But science suggests otherwise — that quality of life cannot be reduced to weight or waist size. In fact, hypervigilance about body shape and weight is associated with low mood and unhealthy eating attitudes. This heightened awareness can make it difficult to focus on anything else and encourages distorted perceptions of your body. Positive body image, by contrast, has a positive impact on a variety of health behaviors (e.g., sun protection, cancer screenings, alcohol consumption).
Resisting the mania of media messages about physical fitness while retaining a healthy focus on being your best you this season (and all others) requires serious mental strength training. All strength training comes down to the core, and this is no different. As you get summer-ready this spring, consider some exercises to help shape up the “core” you:
• You might begin by conjuring up a childhood image of summer, one in which the body is being used as a vehicle for exploration, playful activity, or accomplishment. Your vision might be a real memory or imagined, based on your own child, a friend, a favorite summer movie or song. Maybe it’s an image of successfully riding a bike up a steep hill with a grown-up cheering you on, or jumping rope or playing hopscotch with friends, or diving underwater for the first time.

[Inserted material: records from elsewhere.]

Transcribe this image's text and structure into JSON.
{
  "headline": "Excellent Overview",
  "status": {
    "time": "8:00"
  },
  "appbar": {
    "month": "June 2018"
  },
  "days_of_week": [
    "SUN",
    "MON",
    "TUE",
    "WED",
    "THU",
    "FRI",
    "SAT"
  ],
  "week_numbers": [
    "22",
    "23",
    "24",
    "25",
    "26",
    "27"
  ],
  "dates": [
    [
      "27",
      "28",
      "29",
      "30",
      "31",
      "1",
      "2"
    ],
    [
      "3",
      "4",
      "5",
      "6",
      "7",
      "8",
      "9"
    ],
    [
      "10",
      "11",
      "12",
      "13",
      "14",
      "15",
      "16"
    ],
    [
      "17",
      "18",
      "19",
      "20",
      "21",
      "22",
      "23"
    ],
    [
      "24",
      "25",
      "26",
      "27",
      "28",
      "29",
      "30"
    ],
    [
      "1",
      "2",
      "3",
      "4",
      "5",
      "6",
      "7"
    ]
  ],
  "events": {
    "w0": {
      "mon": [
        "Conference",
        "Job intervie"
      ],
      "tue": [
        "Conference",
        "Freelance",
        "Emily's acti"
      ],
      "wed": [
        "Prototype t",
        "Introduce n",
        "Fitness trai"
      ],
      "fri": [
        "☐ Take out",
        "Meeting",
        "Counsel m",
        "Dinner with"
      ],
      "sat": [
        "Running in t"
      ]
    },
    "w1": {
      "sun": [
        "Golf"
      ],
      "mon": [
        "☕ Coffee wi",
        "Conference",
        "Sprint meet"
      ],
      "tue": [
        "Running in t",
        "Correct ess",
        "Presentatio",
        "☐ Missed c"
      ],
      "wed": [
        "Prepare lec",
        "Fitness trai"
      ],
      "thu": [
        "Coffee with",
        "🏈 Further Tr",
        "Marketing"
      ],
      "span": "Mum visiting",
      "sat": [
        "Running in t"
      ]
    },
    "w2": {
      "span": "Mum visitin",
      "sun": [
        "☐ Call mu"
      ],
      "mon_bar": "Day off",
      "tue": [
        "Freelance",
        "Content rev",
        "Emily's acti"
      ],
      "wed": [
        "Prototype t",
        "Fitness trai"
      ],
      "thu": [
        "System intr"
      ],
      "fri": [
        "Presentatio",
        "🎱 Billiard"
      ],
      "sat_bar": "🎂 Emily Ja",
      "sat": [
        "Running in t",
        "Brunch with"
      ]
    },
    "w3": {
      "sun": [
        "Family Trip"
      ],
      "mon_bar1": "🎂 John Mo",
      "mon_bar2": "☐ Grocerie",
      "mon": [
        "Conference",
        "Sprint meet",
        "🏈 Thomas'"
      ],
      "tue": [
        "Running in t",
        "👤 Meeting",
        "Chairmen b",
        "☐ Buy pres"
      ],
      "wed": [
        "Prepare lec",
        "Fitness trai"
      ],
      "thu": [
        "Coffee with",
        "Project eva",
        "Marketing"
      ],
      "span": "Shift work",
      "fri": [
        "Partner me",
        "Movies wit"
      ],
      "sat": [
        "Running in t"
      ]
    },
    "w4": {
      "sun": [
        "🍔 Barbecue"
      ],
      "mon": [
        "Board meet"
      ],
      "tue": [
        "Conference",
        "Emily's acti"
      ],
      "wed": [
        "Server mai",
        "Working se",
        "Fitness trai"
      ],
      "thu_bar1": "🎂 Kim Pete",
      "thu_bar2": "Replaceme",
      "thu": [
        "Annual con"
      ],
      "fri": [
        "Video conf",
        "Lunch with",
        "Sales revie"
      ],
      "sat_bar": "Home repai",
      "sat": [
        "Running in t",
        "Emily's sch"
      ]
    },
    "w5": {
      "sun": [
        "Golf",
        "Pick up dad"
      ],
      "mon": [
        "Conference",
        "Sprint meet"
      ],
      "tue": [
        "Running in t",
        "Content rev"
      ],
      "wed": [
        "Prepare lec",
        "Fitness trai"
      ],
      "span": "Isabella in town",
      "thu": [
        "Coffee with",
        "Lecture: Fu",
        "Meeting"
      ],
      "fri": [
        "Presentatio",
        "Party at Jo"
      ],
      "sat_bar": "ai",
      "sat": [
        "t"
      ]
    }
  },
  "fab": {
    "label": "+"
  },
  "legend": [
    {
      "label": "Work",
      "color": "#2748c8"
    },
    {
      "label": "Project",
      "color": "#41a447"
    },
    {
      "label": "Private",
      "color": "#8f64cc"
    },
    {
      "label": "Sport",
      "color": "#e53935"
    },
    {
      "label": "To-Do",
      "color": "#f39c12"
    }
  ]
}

• Then try to retain that image and the way you are thinking about the physical body and its capacities while you imagine being active, feeling strong and healthy, in your adult form this summer. Flex your mental muscles to identify activities that might focus you on discovery and achievement, rather than perfectly toned abs. Walk a new stretch of shoreline. Hike up a nearby mountain. Run a local 5K. Play with others in a dance or yoga class. Rediscover the jump rope or get on that bike again!
If you are at risk to overdo it with exercise, then maintaining variety, flexibility, and limits around the type and amount of activity is critical for your physical and mental wellbeing this summer. If you tend to underdo it with exercise, stay mindful of your motivations for change and distract yourself from the muscle fatigue by focusing on immediate positive reinforcements of activity, like improved mood and energy level.
• If you’re a person who is especially susceptible to behaviors associated with poor body image — for example, spending too much time staring at yourself in the mirror — then try to cleanse yourself of these psychologically toxic habits to get summer-ready. This will involve developing increased awareness of the action and doings reps of some course-correcting exercises to achieve lasting change.
With mirror time, this might be accomplished by replacing disparaging self-talk with more neutral, descriptive language or by practicing saying something positive about yourself (your self, who you are as a person, not your appearance) when you look in the mirror. Eventually, you might find that a moderate amount of time staring at your reflection will make you feel better, not worse, about yourself.
As the temperatures rise this season, aim to let cooler heads prevail by focusing on true summer fitness, physical and mental. You can use this summer to work on the “core” you by starting to ask yourself now, “What will help me strengthen my core self?”
Follow Deborah R. Glasofer, Ph.D. on Twitter: www.twitter.com/drglasofer